■ Action item: The task calls for each line of the records below in which the word "content" appears.

■ Records from a data source:
-------

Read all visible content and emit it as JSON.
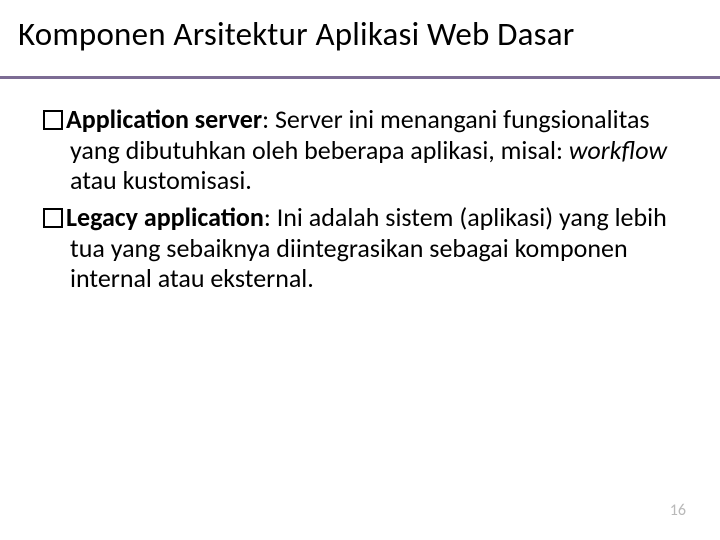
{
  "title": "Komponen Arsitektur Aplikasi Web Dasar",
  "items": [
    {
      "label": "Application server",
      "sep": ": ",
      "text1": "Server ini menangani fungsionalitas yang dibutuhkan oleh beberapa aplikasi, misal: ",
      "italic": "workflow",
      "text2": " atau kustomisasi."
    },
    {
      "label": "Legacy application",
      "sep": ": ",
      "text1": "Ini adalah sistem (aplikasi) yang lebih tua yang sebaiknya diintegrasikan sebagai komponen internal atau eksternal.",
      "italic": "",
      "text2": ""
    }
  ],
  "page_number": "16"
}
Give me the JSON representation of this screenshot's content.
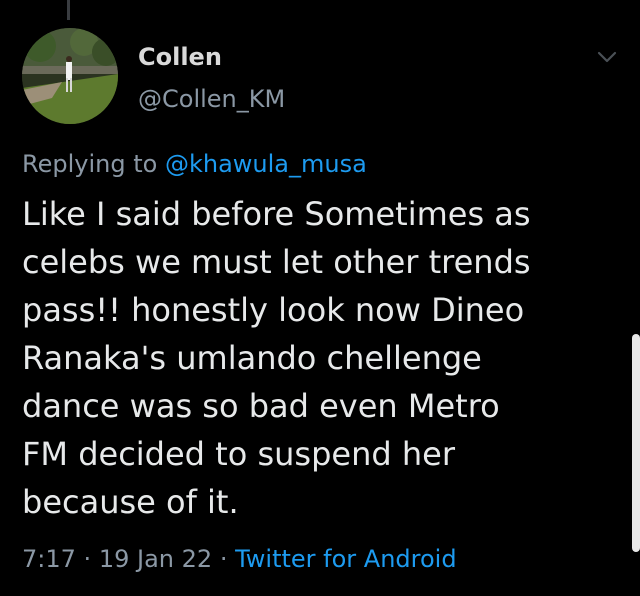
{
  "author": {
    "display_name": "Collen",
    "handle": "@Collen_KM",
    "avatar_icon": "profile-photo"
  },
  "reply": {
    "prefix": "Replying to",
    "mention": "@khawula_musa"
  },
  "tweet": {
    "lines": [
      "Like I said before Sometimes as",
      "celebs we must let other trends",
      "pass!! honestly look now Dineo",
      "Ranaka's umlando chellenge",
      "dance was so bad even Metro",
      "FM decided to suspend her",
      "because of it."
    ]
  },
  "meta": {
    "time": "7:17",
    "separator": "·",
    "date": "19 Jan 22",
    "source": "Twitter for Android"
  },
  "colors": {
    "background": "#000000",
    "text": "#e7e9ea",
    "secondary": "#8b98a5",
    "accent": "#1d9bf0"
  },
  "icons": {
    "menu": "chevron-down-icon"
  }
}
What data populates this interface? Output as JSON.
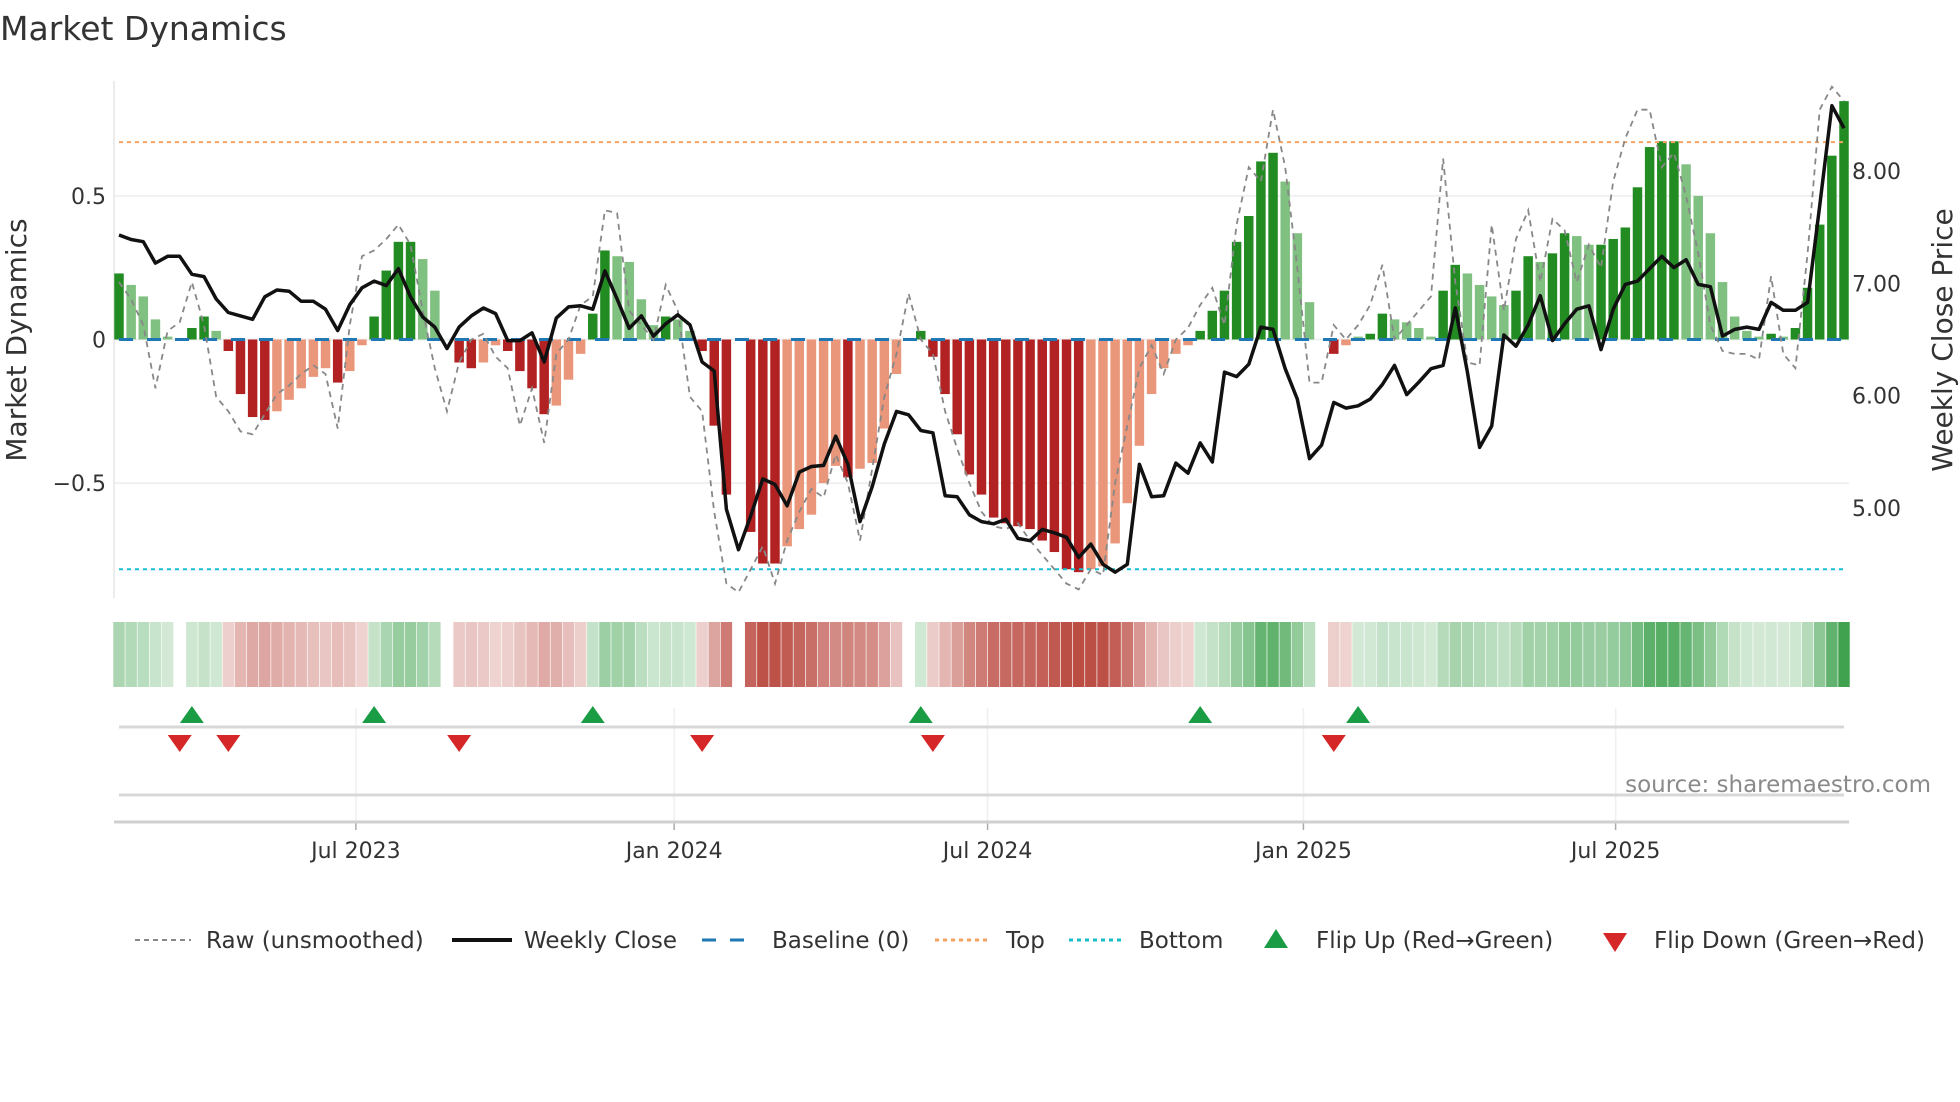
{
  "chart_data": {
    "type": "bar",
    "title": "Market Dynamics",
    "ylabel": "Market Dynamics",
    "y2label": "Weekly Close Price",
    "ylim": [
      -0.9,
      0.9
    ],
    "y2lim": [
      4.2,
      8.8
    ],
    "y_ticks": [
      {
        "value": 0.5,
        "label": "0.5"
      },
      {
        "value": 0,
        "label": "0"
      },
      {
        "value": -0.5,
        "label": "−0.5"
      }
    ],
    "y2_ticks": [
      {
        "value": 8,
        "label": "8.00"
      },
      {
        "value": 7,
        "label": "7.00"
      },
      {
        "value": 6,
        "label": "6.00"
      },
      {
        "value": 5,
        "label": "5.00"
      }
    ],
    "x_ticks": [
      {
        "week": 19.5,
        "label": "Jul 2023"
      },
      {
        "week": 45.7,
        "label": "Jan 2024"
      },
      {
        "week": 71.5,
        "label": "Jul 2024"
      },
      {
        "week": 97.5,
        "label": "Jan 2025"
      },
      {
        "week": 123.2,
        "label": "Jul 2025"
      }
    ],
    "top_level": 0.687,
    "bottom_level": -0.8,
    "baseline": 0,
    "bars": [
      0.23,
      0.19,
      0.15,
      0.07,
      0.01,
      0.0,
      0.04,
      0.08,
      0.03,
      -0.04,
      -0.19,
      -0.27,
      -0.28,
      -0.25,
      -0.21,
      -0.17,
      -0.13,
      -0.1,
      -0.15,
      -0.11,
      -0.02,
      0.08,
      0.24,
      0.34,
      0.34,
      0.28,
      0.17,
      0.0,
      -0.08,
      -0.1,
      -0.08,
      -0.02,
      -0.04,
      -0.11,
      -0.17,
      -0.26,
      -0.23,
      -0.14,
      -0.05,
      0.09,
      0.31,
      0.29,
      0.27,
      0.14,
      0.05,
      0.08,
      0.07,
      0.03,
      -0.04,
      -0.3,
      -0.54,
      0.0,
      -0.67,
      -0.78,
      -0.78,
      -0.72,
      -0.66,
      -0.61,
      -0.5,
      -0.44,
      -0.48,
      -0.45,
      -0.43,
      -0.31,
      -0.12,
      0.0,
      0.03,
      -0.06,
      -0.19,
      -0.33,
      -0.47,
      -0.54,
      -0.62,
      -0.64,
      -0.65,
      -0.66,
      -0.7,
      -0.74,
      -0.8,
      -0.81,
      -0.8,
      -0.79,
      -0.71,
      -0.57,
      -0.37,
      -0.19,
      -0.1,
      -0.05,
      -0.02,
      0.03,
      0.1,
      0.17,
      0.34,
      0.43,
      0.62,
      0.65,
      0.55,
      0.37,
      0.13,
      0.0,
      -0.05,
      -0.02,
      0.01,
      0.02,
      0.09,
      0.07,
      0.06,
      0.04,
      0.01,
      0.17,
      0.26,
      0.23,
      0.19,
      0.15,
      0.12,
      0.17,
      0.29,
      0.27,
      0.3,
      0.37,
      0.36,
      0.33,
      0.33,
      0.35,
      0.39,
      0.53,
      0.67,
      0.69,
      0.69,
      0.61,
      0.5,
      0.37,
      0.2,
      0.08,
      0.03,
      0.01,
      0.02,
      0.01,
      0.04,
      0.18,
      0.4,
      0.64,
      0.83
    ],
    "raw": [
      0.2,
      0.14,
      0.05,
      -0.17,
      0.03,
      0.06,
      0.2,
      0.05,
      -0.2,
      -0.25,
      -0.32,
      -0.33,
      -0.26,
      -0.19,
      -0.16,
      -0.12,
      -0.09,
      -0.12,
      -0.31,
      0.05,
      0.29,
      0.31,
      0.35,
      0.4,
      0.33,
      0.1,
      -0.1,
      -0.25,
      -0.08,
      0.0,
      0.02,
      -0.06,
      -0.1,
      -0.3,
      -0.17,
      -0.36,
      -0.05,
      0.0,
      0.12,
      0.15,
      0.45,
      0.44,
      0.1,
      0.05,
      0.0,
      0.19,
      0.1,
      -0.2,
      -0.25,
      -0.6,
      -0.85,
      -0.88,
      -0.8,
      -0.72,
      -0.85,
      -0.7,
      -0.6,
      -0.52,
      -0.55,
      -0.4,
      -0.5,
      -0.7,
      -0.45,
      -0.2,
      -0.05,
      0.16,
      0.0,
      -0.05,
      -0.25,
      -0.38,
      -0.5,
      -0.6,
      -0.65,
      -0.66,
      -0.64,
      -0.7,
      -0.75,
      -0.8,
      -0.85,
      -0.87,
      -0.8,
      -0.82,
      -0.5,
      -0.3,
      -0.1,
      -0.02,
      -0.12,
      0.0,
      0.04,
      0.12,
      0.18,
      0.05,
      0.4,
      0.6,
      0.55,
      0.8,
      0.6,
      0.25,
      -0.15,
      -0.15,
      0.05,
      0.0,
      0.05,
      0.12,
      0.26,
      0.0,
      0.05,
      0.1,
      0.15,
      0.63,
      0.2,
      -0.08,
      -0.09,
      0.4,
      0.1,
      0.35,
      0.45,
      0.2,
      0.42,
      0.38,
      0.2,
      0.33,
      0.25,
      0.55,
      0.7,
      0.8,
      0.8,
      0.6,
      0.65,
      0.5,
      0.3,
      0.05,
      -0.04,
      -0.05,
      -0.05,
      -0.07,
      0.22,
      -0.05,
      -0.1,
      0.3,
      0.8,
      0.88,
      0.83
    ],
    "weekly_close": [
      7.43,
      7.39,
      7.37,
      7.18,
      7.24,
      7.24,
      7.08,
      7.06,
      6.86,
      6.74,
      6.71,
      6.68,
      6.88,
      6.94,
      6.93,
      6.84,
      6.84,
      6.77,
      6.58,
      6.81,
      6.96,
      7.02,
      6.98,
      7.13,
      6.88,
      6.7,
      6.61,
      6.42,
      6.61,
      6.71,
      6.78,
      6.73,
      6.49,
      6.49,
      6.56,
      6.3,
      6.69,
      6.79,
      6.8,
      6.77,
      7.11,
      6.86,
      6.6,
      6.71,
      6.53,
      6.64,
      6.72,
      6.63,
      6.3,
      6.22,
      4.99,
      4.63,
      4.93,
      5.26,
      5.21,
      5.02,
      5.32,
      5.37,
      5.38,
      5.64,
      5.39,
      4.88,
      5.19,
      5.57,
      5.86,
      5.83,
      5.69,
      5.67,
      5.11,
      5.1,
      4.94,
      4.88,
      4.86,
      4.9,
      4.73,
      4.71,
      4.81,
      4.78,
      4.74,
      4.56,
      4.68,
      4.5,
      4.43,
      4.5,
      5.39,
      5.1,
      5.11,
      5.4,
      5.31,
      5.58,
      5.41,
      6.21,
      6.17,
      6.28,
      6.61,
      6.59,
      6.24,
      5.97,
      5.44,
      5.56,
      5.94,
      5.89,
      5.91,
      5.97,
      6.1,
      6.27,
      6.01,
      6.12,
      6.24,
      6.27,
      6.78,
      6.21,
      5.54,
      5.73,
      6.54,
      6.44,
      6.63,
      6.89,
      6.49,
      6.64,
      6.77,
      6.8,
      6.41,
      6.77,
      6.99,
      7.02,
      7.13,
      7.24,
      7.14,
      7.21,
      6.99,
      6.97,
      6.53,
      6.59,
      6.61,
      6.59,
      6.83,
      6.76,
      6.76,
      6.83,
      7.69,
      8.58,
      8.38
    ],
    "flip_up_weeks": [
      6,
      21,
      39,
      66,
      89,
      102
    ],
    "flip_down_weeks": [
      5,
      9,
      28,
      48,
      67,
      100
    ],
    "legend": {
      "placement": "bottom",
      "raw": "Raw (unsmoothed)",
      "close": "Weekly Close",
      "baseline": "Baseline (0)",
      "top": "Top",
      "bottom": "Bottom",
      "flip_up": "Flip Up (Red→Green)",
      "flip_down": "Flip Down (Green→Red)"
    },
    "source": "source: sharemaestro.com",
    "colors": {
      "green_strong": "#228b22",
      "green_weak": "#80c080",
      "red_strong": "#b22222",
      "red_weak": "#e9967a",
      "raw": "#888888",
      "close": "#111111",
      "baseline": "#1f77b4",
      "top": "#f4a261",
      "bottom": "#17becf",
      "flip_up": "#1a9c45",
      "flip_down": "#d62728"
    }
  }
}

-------

■ Exercise answer:
Read all visible content and emit it as JSON.
Give me the JSON representation of this screenshot's content.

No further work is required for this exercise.